### Work order:
Lines holding the string "icon" are the ones to copy from this listing.

### Data supplied:
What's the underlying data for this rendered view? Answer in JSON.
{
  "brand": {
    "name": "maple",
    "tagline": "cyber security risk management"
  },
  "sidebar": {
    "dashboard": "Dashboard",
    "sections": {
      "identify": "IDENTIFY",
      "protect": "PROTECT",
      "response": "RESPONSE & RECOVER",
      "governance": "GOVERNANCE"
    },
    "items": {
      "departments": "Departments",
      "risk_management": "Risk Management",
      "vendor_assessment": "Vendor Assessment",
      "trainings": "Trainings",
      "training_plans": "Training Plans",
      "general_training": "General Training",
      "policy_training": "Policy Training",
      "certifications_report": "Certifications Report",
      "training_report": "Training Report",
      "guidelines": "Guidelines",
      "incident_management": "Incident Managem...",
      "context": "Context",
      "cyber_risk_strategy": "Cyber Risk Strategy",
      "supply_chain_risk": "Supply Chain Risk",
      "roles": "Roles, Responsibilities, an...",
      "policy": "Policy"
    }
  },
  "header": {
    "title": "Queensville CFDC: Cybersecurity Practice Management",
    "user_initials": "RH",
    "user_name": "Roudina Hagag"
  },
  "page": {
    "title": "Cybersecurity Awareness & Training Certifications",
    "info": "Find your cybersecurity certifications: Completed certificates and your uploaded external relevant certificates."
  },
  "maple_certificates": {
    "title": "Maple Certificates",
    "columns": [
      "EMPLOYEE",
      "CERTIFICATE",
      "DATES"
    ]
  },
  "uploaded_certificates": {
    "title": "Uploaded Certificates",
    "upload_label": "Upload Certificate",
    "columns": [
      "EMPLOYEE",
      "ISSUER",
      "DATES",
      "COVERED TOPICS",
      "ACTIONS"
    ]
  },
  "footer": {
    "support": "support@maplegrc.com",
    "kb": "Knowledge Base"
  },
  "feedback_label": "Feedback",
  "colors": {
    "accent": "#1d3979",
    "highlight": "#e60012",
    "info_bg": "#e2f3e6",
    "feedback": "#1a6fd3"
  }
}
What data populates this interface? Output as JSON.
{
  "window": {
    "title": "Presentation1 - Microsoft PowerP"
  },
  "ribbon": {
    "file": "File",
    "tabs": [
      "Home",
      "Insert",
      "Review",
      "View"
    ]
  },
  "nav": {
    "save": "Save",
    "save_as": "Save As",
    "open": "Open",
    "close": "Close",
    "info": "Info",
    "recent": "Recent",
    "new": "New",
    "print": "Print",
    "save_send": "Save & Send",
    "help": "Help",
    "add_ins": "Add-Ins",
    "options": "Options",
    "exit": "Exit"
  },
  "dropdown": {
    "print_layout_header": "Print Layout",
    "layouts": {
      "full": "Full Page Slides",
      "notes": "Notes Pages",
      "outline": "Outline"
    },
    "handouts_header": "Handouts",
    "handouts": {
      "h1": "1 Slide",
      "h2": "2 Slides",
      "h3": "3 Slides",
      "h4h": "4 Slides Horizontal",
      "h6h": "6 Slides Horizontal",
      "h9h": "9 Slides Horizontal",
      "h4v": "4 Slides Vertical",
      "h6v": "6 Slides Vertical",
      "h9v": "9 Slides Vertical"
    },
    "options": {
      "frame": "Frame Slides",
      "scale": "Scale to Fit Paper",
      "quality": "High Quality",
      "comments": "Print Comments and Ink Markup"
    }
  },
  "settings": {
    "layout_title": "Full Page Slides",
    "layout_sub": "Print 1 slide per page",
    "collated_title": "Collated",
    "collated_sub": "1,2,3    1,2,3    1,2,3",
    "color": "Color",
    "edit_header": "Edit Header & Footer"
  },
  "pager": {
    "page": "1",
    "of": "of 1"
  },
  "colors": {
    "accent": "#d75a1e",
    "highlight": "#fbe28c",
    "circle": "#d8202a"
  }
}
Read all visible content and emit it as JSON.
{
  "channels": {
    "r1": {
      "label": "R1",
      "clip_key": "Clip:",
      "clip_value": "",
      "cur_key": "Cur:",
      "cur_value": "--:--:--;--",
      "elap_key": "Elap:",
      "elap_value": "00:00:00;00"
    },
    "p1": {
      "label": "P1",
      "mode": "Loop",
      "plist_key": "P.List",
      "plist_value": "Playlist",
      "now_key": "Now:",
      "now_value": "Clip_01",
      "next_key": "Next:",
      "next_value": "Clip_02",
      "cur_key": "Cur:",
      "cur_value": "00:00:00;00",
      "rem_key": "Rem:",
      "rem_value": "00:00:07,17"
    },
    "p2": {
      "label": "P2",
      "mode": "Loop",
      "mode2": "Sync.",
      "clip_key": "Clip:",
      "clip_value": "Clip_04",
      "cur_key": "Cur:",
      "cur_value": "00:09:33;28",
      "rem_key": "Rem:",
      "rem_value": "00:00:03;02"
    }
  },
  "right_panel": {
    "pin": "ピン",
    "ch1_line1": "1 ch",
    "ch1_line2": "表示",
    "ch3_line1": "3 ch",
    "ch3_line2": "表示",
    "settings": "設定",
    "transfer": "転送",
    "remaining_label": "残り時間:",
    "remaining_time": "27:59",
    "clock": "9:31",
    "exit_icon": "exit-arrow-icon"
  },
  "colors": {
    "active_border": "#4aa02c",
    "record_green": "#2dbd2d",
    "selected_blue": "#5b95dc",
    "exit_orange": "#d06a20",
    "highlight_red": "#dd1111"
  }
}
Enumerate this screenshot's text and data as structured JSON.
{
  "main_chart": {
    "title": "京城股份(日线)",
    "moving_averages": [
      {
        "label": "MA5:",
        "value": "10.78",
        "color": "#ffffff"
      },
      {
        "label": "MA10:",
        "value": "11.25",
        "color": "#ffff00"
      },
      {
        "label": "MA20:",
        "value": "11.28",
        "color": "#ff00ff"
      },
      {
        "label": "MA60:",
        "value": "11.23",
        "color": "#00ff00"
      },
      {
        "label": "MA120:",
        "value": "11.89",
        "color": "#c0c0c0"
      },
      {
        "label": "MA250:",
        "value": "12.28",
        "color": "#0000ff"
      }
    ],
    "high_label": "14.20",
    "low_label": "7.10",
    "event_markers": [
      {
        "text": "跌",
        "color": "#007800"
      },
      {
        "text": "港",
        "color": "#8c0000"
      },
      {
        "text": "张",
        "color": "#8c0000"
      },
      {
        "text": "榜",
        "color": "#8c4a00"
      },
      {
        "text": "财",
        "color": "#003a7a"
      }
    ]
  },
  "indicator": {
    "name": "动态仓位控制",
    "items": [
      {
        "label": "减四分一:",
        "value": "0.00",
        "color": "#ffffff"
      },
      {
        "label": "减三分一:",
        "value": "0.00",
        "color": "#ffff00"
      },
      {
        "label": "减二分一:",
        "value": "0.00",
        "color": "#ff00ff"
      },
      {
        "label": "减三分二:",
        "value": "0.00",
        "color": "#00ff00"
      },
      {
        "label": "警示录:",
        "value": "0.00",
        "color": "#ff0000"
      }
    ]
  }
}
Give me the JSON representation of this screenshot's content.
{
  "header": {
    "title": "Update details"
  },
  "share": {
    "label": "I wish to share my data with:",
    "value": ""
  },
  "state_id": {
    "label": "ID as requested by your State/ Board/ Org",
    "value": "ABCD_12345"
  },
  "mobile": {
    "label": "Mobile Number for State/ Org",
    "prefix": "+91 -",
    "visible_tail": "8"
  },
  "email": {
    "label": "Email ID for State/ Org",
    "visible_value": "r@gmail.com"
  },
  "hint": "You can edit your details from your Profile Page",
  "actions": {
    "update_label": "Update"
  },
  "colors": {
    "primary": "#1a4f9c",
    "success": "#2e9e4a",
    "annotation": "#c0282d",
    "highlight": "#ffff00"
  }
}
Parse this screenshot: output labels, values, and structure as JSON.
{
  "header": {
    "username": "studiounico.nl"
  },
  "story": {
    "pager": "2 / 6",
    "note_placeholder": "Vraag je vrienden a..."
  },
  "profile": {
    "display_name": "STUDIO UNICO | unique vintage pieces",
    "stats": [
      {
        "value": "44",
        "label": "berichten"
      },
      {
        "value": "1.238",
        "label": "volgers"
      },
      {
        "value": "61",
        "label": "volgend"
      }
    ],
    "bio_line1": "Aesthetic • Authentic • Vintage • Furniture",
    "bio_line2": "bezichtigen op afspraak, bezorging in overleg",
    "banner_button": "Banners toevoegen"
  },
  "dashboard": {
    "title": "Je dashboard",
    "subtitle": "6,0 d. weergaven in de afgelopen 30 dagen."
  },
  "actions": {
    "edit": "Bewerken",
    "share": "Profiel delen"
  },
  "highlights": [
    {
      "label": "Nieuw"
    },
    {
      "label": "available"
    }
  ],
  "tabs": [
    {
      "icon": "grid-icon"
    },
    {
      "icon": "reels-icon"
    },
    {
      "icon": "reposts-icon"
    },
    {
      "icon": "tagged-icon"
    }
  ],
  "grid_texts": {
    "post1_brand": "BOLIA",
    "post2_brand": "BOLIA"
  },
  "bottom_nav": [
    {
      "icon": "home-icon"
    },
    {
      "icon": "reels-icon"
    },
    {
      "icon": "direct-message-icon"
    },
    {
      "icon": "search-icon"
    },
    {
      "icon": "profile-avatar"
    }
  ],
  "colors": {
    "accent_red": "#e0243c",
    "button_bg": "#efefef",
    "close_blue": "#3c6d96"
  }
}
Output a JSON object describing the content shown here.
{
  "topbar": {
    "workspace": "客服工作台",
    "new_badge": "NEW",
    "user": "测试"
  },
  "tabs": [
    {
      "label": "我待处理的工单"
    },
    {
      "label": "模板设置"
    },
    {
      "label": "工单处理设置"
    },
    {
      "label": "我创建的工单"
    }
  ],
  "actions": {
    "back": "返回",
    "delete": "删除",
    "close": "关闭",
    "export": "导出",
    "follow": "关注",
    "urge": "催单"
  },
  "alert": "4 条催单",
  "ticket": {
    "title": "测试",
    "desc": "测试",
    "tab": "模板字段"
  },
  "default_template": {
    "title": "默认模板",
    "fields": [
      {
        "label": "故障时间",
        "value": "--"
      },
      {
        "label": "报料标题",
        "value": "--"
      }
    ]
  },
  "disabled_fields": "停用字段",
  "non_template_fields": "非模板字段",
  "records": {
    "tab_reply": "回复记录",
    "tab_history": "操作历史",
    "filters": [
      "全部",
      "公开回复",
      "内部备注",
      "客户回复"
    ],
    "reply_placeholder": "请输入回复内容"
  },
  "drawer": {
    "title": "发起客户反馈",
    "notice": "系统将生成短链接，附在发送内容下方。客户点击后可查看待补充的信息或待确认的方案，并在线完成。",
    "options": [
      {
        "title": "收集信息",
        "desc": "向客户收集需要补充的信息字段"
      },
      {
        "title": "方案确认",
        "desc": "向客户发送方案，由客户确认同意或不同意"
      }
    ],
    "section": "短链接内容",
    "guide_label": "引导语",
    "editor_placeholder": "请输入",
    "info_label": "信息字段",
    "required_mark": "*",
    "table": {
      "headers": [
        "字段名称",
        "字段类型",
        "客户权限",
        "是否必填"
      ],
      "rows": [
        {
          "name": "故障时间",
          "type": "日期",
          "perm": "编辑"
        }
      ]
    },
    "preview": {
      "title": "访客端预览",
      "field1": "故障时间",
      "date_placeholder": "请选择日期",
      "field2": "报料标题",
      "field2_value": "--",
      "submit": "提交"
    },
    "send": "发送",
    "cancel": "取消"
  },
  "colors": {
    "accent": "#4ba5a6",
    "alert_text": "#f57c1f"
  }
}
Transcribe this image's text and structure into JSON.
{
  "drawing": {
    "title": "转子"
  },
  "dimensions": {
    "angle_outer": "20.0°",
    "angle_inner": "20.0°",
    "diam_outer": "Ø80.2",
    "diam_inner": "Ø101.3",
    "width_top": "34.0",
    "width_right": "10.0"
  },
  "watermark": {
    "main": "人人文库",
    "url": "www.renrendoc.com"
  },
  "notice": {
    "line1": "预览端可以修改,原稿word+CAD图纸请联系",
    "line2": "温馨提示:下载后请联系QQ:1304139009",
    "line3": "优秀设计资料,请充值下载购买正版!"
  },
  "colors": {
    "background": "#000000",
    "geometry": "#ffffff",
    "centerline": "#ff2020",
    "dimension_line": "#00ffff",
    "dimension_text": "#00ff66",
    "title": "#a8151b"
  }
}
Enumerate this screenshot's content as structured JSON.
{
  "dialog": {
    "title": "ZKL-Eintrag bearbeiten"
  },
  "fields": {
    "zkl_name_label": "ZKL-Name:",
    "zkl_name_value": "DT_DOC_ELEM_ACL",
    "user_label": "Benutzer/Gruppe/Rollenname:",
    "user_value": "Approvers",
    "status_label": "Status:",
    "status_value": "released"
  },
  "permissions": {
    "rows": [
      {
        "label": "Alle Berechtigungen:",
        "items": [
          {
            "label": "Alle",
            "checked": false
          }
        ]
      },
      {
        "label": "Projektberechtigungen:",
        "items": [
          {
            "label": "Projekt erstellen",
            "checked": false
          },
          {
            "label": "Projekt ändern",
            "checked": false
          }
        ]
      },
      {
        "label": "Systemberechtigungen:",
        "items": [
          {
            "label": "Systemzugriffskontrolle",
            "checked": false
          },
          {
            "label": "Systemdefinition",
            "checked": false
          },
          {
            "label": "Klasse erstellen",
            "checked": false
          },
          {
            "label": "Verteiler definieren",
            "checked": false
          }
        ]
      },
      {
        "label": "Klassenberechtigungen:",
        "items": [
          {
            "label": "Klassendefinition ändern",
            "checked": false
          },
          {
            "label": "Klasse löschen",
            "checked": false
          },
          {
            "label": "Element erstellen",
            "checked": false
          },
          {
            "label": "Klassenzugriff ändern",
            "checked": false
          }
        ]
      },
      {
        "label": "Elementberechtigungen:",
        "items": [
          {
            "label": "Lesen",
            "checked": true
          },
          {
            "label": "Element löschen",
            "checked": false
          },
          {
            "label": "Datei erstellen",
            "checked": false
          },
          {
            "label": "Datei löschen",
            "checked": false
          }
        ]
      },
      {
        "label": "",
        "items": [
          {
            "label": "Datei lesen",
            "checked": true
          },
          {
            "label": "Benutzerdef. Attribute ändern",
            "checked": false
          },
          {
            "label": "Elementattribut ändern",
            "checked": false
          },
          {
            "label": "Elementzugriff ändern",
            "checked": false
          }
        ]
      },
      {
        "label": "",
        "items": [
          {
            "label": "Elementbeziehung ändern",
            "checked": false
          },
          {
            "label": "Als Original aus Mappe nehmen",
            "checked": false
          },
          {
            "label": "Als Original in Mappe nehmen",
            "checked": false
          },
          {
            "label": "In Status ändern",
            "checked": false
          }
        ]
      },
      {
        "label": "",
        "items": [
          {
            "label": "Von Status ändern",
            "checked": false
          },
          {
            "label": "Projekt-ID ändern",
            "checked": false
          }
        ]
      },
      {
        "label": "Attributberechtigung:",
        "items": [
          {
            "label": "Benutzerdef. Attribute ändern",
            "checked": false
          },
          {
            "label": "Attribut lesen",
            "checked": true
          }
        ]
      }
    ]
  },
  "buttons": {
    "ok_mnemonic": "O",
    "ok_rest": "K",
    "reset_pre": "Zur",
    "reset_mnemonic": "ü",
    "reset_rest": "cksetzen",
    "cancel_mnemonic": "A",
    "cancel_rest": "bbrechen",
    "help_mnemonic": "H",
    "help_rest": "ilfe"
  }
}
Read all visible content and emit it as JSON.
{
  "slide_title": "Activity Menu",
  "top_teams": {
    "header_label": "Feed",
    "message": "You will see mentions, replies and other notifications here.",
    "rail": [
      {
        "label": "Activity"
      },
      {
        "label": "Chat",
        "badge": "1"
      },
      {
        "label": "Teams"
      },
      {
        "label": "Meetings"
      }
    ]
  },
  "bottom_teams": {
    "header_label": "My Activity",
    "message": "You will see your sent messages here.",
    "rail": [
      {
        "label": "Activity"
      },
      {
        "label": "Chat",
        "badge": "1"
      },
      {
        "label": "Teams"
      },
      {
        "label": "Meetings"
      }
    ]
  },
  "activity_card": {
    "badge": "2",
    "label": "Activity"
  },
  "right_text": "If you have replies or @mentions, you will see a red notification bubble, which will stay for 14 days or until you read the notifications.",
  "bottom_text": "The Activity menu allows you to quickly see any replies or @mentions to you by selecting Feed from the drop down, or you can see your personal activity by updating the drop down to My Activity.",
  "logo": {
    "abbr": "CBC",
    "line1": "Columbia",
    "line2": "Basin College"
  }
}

### Reply:
    "exit_icon": "exit-arrow-icon"
      "icon": "grid-icon"
      "icon": "reels-icon"
      "icon": "reposts-icon"
      "icon": "tagged-icon"
      "icon": "home-icon"
      "icon": "reels-icon"
      "icon": "direct-message-icon"
      "icon": "search-icon"
      "icon": "profile-avatar"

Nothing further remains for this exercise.